I was invited to explore the gallery this morning and while I did find the content of the gallery somewhat interesting, the real star of the show is how they’ve presented that content. It might be the tech-geek in me, but I was much more interested in getting my hands on their iPads and checking out the augmented reality software than I was in looking at the maps. It seems I wasn’t the only one excited about the technology. The Director-General of the National Archives of Australia David Fricker welcomed the media with a small explanation about the collection, and then followed up with a rather enthusiastic speech about the high-tech experience they wanted us to have.
While other reporters started to take photos and examine their audio recording devices, I made straight for the stack of iPads and started to play. I might have been too enthusiastic. A member of staff chased after me keen to explain how the software worked. While it was a nice gesture, she need not have bothered. It was all very straight forward.
I approached one of Griffin’s maps and held up the iPad. For a moment I simply saw the map on the wall while the software scanned the picture. A second later I was greeted with a small image of the map, along with several icons. One poke of my finger and I’m flipping through a letter from Griffin to the minister of home affairs, another couple of presses and I’m listening to a voice recording discussing the landscape of Canberra. I kept playing, finding a series of photos, some of Canberra, others of the Griffins working on their designs. I go back to the map and hit a new button, and I’m greeted by a satellite photo of the city. I moved my finger a long a slider causing the map to fade away, leaving only the outlines of Canberra’s roads and buildings. Taking a step back I looked through the iPad and aligned this outline of Canberra over the map infront of me, examining the differences and similarities between Griffin’s design and our present. I tapped on Parliament house and a photo of the building popped up. I kept pressing further and discovering more. I realised I had spent quite a lot of time standing in front of one map. I also realised I was having a lot of fun.
I continued around the exhibition testing out the software. It wasn’t perfect, sometimes it had trouble working out which image I was scanning, and sometimes the augmented reality overlays would jump around or sit in the wrong spot. However these problems were rare and most of the time it worked perfectly. There were a couple of pieces that did not have additional iPad content that weren’t clearly marked, and this caused me to waste some time waving my iPad around like an idiot before I discovered my mistake.

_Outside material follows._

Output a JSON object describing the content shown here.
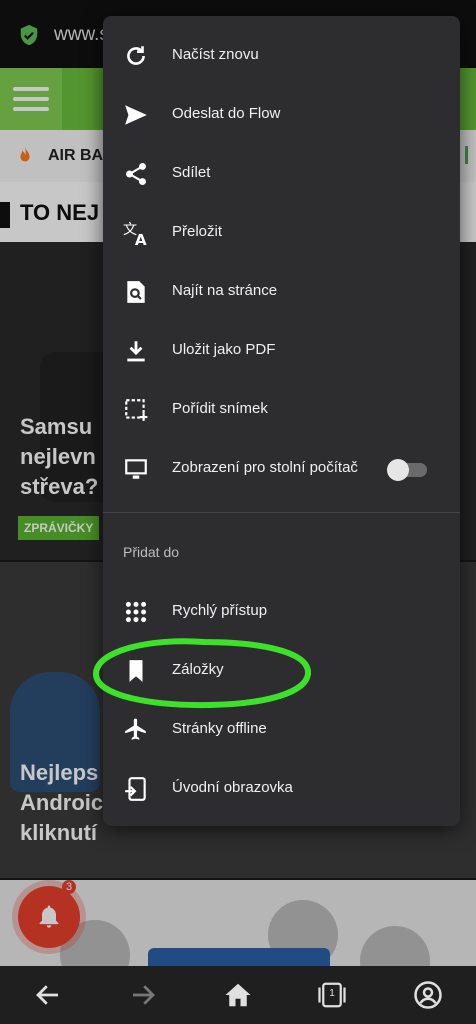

Talking to David Fricker about the galery he told me his main goal was to keep the technology from getting in the way. People can look at these works online, but they come to the archives to see them in person and connect with the material. The iPads are there to give people the kind of extra material that can be delivered online without separating them from the exhibits. As I virtually thumbed through the pages of a letter that was sitting behind glass in front of me. I decided he had succeeded, and that I’d love to see augmented reality become more common place in future exhibits.
Design 29 is open from the 1st of March until the 8th of September. Go and have a play.